The federal and state governments have encouraged universities to commercialize the results of their research. Universities espouse an increasing willingness to engage in such activities and private sector firms are looking more carefully at university IP. We examine university commercial activities in order to shed light on the activities of individual universities as well as the overall direction of such activities. Commercial activities include industry sponsored research and royalties as well as numbers of invention disclosures, licenses executed and new patent applications. University productivity or efficiency with regard to such activities varies not only according to the capabilities of the faculty and staff, but also according to university preferences in the use of their resources. We use DEA to measure the relative efficiency of each university in our sample. Both contingency table analyses and regressions are used to relate the efficiency scores to the levels of all commercial outputs as well as to the levels of inputs. We also examine the changes in productivity of university commercial activity over time. Our major results are the following. • We find substantial evidence of inefficiencies. As we note, this inefficiency may stem simply from university preferences for or specialization in outputs unrelated to licensing activity (such as basic research and teaching) rather than from competencies in licensing. • There has been substantial growth in commercial activities of US universities. We attribute this both to a changing environment within universities regarding commercial activity as well as an increasing desire of industry for university technologies. • This growth has stemmed primarily from a growth in commercialization by all universities rather than a ‘catching up’ by the inefficient institutions. • We find that biological sciences and engineering are more important to licensing activity than are the physical sciences. We attribute this to the more applied nature of engineering and the better market opportunities and orientation toward markets of biological sciences. • We find that, on a number of dimensions, the smallest schools tend to be more like the largest schools than the mid-range schools. • The lower the research quality of a university the more efficient the university tends to be in commercial activity. This we interpret as resulting from greater specialization in basic research of the higher quality research faculty. • We find that private universities are more likely to be efficient and universities with medical schools are less likely to be efficient. It has been suggested in a number of venues that university resources are not fully exploited as a source of economic growth and competitiveness. Our results clearly show that this criticism is decreasing in its relevance, though the criticisms of those who feel that universities have gone too far in commercialization activities may be increasing in relevance. What we have not been able to fully determine is the source of the growth in university commercial activity.
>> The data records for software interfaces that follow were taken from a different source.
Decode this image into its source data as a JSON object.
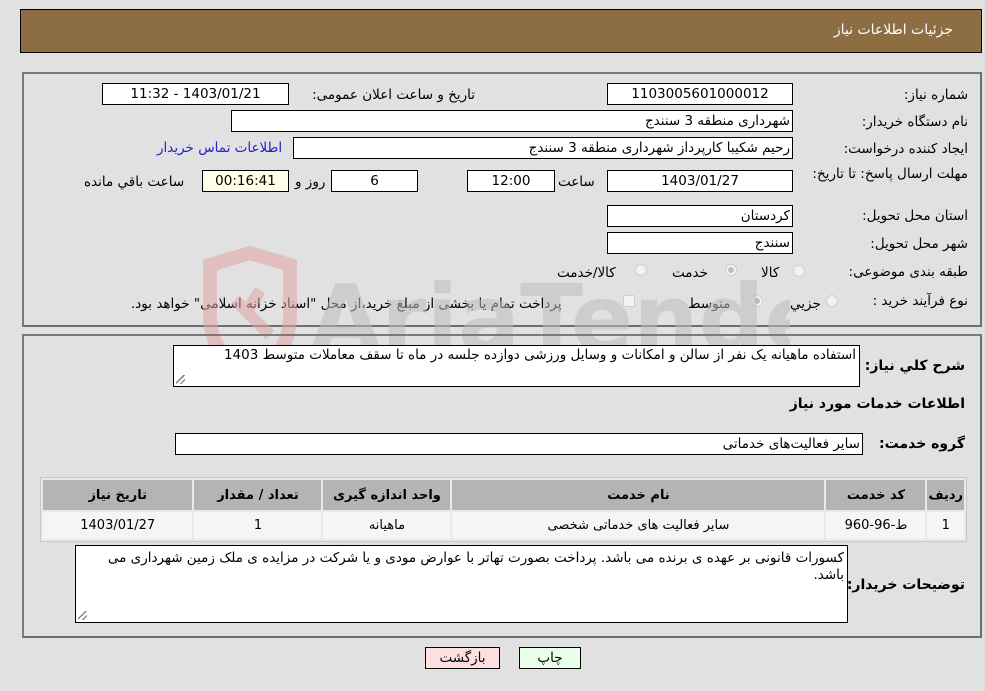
{
  "header": {
    "title": "جزئیات اطلاعات نیاز"
  },
  "fields": {
    "need_number": {
      "label": "شماره نیاز:",
      "value": "1103005601000012"
    },
    "announce_datetime": {
      "label": "تاریخ و ساعت اعلان عمومی:",
      "value": "1403/01/21 - 11:32"
    },
    "buyer_org": {
      "label": "نام دستگاه خریدار:",
      "value": "شهرداری منطقه 3 سنندج"
    },
    "requester": {
      "label": "ایجاد کننده درخواست:",
      "value": "رحیم شکیبا کارپرداز شهرداری منطقه 3 سنندج"
    },
    "buyer_contact_link": "اطلاعات تماس خریدار",
    "deadline": {
      "label": "مهلت ارسال پاسخ: تا تاریخ:",
      "date": "1403/01/27",
      "time_label": "ساعت",
      "time": "12:00",
      "days": "6",
      "days_label": "روز و",
      "remaining": "00:16:41",
      "remaining_label": "ساعت باقي مانده"
    },
    "province": {
      "label": "استان محل تحویل:",
      "value": "کردستان"
    },
    "city": {
      "label": "شهر محل تحویل:",
      "value": "سنندج"
    },
    "category": {
      "label": "طبقه بندی موضوعی:",
      "options": [
        {
          "label": "کالا",
          "checked": false
        },
        {
          "label": "خدمت",
          "checked": true
        },
        {
          "label": "کالا/خدمت",
          "checked": false
        }
      ]
    },
    "process_type": {
      "label": "نوع فرآیند خرید :",
      "options": [
        {
          "label": "جزيي",
          "checked": false
        },
        {
          "label": "متوسط",
          "checked": true
        }
      ],
      "treasury_checkbox_label": "پرداخت تمام یا بخشی از مبلغ خرید،از محل \"اسناد خزانه اسلامی\" خواهد بود.",
      "treasury_checked": false
    }
  },
  "description": {
    "label": "شرح كلي نياز:",
    "value": "استفاده ماهیانه یک نفر  از سالن و امکانات و وسایل ورزشی دوازده جلسه در ماه تا سقف معاملات متوسط 1403"
  },
  "services_section": {
    "title": "اطلاعات خدمات مورد نیاز",
    "group_label": "گروه خدمت:",
    "group_value": "سایر فعالیت‌های خدماتی",
    "table": {
      "columns": [
        "ردیف",
        "کد خدمت",
        "نام خدمت",
        "واحد اندازه گیری",
        "تعداد / مقدار",
        "تاریخ نیاز"
      ],
      "rows": [
        [
          "1",
          "ط-96-960",
          "سایر فعالیت های خدماتی شخصی",
          "ماهیانه",
          "1",
          "1403/01/27"
        ]
      ]
    }
  },
  "buyer_notes": {
    "label": "توضیحات خریدار:",
    "value": "کسورات قانونی بر عهده ی برنده می باشد. پرداخت بصورت تهاتر با عوارض مودی و یا شرکت در مزایده ی ملک  زمین شهرداری می باشد."
  },
  "buttons": {
    "print": "چاپ",
    "back": "بازگشت"
  },
  "colors": {
    "header_bg": "#8d6e43",
    "print_bg": "#eaffea",
    "back_bg": "#ffe0e0",
    "remaining_bg": "#ffffe8",
    "link": "#2222cc"
  },
  "watermark": {
    "text": "AriaTender.neT"
  }
}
To what extent is it due to a shift of resources away from basic research to more commercializable research?11 To what extent does it follow from an increasing willingness and ability of universities to license their IP? To what extent is this growth due to a greater demand by industry for university IP? Answers to these questions are the subject of future research.